If however, you are the sort of person who's dedicated to tech, will be religious about keeping the 530e plugged in and topped up, and don't tend to venture out on the motorway for more than a short, occasional hop, then there's some potential here. We haven't, obviously, had the opportunity yet to test the 530e over the course of more than a few hours, but here's how it broke down. We started with a battery range reading of 33km, and using the Max eDrive mode (which locks out the petrol engine entirely), we managed to drive - normally, not as if on an economy run - for 30.1km before the battery cried enough. With Auto eDrive mode engaged (which juggles petrol and electron power to best possible effect; the other mode is Battery Management, which allows you to either save charge in the battery or charge it up as you drive), we then continued on our way - again, driving like normal human beings - and completed our 113km test route, which included country back roads, towns, city, main roads and motorways. At the end of that journey, we had recorded an average 5.7 litres per 100km, or 48.7mpg. Now, that number can't even see the official 141mpg in the distance, and it would have fallen further had there been more motorway driving on our route, but in the scheme of things, it's not too bad and within the ballpark that a 530d diesel would have achieved over the same distance, and significantly better than a petrol-only 530i would manage.

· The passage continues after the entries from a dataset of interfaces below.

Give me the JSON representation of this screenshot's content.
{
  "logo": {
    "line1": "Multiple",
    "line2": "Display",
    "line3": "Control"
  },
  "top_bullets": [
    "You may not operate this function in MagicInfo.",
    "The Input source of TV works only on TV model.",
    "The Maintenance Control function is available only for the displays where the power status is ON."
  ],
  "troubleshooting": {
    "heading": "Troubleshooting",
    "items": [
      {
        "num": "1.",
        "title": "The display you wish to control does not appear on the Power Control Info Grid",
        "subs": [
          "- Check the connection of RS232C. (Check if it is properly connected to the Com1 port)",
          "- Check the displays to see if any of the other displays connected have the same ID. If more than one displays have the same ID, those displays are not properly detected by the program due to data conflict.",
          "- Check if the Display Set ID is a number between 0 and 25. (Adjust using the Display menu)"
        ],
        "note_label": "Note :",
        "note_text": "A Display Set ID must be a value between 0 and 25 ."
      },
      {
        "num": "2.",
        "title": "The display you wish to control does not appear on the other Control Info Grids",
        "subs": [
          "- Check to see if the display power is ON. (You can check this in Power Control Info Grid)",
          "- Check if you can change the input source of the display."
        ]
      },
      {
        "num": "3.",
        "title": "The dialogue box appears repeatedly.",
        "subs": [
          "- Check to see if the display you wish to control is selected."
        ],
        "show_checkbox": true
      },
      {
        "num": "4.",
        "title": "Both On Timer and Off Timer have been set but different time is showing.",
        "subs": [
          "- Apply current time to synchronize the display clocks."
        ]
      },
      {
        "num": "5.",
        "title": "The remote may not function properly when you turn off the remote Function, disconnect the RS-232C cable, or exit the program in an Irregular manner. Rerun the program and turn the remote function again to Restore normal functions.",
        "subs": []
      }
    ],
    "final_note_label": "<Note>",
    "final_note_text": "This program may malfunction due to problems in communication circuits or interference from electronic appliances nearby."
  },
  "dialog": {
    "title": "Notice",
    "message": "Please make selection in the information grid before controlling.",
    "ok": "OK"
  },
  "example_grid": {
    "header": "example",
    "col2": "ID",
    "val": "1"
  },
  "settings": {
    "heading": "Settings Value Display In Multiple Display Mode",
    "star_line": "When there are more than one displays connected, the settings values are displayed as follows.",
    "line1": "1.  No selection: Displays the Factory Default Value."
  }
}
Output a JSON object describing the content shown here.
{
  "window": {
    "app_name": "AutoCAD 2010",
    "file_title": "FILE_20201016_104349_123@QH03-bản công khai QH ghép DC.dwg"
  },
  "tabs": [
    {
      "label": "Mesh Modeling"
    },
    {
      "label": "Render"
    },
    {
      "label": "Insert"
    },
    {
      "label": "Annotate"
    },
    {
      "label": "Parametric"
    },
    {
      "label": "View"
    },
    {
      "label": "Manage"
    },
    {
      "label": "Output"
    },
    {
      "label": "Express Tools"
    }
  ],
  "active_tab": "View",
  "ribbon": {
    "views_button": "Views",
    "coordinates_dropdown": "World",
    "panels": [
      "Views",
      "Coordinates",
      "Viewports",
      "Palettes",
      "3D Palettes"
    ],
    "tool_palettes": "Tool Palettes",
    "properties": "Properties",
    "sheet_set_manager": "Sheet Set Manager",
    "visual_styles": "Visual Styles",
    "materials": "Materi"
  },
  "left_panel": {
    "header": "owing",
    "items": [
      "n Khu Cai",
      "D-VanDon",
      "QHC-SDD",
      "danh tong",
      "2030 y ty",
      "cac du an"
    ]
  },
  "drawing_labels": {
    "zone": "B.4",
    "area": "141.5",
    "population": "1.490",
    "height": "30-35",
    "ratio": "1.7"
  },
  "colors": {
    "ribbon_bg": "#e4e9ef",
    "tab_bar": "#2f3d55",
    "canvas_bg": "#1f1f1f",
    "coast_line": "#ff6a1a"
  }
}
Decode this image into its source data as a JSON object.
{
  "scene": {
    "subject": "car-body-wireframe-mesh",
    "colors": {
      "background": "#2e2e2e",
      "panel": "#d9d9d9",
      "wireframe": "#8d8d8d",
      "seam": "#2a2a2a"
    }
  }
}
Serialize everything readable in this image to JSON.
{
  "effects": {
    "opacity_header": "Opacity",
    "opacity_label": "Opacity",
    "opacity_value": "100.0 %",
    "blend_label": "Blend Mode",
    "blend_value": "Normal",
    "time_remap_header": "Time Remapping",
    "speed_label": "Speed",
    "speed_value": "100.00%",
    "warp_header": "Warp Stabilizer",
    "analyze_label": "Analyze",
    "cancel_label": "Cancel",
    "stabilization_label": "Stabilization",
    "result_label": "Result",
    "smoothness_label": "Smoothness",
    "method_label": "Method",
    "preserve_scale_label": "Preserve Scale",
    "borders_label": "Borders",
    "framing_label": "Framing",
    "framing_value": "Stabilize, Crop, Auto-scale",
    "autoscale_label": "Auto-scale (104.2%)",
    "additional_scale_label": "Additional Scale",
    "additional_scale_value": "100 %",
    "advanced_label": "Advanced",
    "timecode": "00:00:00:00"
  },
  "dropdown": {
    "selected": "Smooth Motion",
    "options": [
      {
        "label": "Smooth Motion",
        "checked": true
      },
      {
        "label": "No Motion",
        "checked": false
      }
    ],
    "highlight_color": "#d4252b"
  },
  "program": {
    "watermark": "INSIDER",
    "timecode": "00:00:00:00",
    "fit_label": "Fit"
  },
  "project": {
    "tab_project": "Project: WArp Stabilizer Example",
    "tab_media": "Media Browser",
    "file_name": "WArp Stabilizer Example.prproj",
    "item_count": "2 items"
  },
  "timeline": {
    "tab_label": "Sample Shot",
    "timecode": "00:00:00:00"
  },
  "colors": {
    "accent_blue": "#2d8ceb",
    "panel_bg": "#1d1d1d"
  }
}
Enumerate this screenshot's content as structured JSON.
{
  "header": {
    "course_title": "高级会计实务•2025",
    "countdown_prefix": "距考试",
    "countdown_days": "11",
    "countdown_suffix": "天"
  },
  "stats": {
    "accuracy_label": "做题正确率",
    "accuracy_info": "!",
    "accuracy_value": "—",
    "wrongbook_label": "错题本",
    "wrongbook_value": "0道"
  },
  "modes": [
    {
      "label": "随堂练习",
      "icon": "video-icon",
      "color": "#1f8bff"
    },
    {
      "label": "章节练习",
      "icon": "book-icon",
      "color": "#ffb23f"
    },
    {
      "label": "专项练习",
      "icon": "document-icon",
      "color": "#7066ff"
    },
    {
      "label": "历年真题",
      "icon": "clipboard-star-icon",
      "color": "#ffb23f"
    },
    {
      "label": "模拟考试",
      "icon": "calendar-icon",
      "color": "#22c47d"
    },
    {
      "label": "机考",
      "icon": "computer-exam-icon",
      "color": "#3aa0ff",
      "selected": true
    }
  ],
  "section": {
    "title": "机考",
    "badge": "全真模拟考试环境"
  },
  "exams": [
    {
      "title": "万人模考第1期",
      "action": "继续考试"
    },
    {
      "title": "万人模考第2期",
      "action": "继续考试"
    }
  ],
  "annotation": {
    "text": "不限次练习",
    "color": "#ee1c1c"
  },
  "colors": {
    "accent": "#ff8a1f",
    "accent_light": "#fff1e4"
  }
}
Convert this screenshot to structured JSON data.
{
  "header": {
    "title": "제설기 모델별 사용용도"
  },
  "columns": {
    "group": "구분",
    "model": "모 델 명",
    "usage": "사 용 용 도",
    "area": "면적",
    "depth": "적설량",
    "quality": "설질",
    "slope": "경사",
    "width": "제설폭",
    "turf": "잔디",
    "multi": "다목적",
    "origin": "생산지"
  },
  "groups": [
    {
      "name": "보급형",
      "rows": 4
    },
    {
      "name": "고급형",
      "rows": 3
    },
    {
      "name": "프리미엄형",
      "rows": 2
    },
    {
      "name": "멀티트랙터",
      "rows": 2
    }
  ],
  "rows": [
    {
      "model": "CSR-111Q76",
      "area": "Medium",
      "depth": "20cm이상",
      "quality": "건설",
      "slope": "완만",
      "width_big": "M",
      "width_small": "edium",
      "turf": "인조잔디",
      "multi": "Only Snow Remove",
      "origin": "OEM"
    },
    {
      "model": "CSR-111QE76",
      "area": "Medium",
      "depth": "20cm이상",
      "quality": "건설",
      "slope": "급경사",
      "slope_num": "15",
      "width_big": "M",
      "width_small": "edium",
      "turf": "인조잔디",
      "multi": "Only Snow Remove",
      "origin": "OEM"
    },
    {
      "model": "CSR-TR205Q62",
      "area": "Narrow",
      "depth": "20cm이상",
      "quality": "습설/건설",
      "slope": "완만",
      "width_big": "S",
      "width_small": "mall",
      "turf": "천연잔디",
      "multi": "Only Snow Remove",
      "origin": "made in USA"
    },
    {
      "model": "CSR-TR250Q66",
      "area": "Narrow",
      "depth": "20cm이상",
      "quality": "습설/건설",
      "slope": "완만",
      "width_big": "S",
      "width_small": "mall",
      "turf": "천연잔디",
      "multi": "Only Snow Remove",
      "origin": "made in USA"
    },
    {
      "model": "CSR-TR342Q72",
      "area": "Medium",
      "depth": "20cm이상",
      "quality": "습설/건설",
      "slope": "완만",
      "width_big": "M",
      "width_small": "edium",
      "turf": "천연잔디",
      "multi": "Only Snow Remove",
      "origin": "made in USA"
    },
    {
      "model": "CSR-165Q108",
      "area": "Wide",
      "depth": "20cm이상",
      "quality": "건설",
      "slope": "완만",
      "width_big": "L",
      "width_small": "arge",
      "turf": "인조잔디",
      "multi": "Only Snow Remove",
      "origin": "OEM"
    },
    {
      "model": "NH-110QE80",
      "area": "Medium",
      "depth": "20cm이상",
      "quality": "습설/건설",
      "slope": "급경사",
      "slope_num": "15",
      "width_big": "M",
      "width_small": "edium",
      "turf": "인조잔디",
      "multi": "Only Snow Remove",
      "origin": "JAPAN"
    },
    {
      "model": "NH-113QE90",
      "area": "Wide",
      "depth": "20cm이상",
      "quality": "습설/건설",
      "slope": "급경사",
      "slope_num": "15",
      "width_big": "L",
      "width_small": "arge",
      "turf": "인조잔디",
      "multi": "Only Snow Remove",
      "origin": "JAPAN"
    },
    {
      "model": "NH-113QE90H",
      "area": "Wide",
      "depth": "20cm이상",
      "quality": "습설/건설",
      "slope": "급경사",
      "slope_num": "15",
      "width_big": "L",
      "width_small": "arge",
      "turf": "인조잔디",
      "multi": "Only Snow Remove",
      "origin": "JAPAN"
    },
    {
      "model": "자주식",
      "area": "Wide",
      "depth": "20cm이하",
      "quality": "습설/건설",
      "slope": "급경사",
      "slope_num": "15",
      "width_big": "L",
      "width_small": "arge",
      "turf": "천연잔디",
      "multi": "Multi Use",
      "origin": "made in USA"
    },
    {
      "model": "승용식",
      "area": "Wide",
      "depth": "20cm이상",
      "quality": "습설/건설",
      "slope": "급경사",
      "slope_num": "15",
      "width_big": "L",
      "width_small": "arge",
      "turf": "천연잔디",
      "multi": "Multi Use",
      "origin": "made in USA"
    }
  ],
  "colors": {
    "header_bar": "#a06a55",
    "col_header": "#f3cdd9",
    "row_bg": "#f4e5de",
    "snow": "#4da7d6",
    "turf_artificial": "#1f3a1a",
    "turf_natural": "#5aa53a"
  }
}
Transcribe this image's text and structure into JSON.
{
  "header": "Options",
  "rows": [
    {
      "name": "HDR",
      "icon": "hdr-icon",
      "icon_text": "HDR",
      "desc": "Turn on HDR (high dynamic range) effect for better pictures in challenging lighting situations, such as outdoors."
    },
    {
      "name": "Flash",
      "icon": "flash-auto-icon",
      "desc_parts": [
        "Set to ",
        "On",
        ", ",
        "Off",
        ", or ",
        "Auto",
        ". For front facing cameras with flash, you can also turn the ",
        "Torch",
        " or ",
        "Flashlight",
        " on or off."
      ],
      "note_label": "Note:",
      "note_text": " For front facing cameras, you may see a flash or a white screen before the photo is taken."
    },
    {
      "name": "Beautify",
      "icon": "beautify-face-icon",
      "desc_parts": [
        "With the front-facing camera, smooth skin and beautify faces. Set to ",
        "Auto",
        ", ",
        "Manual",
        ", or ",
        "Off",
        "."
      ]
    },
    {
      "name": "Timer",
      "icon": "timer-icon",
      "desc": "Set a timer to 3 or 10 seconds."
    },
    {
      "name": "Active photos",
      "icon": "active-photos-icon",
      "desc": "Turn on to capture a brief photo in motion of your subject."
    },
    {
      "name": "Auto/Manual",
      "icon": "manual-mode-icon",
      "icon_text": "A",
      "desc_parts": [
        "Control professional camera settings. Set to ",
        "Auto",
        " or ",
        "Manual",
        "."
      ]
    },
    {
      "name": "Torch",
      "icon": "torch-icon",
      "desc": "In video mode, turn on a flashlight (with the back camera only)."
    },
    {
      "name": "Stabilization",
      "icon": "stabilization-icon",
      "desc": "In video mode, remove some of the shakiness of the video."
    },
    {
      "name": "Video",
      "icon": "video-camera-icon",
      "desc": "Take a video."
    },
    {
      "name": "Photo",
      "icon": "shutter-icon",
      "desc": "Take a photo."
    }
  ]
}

Along the way, the 530e was a delight to drive. The new 5 is surprisingly soft in its suspension rates, as BMW is clearly chasing the Mercedes-Benz E-Class comfort benchmark, and combined with the relatively quiet drivetrain that makes this by far the most relaxing 5 in which to travel. It's so hushed that you never need to talk more loudly than in a murmur for your passenger to hear you clearly, and only occasionally does the (slightly uncouth) rasp of the petrol engine intrude on your repose.
It's also quite rewarding to drive. No new 5 that we've yet driven has truly rewarding steering (it's all a bit numb), but the 530e doesn't fall into the trap of the related X5 xDrive40e plugin hybrid, which has genuinely weird dynamics and horrible steering. The 530e drives like a 5 Series - smooth, assured and enjoyable, with only an occasional jiggle from the suspension that reminds you of its copious 1,800kg weight.
What you get for your Money:
Well, you get two engines for a start... The new 5 Series is generally much better equipped as standard than the old F10 model, but has seen a significant climb in its base price as a result. The fact that you get a €5,000 grant from the SEAI and a €2,500 rebate on your Vehicle Registration Tax (VRT) cost, as an incentive for buying an electric car, helps, but there's no getting away from the fact that the 530e doesn't have the price advantage of the smaller 330e hybrid. The 330e is as much as €4,000 cheaper than an equivalent 320d diesel, but the 530e is around €2,000 more than a 520d, model-for-model. That means it will have a mountain to climb when trying to convince diesel devotees to switch to electric power. BMW seems to be confident that it has a winner on its hands though, which suggests that the Germans suspect there might be company car rule changes afoot in the next Budget, which might give hybrids a boost. Interesting.
Right now, the BMW 530e is looking like a bit of a minority interest, but that could change rapidly if changes in car taxation (especially company car taxation) come in the next Budget. For those living in town and covering small mileages, it's close to a no-brainer, and it's the smoothest and most refined 5 Series of all. Those covering big motorway miles should stick to diesel for now, though.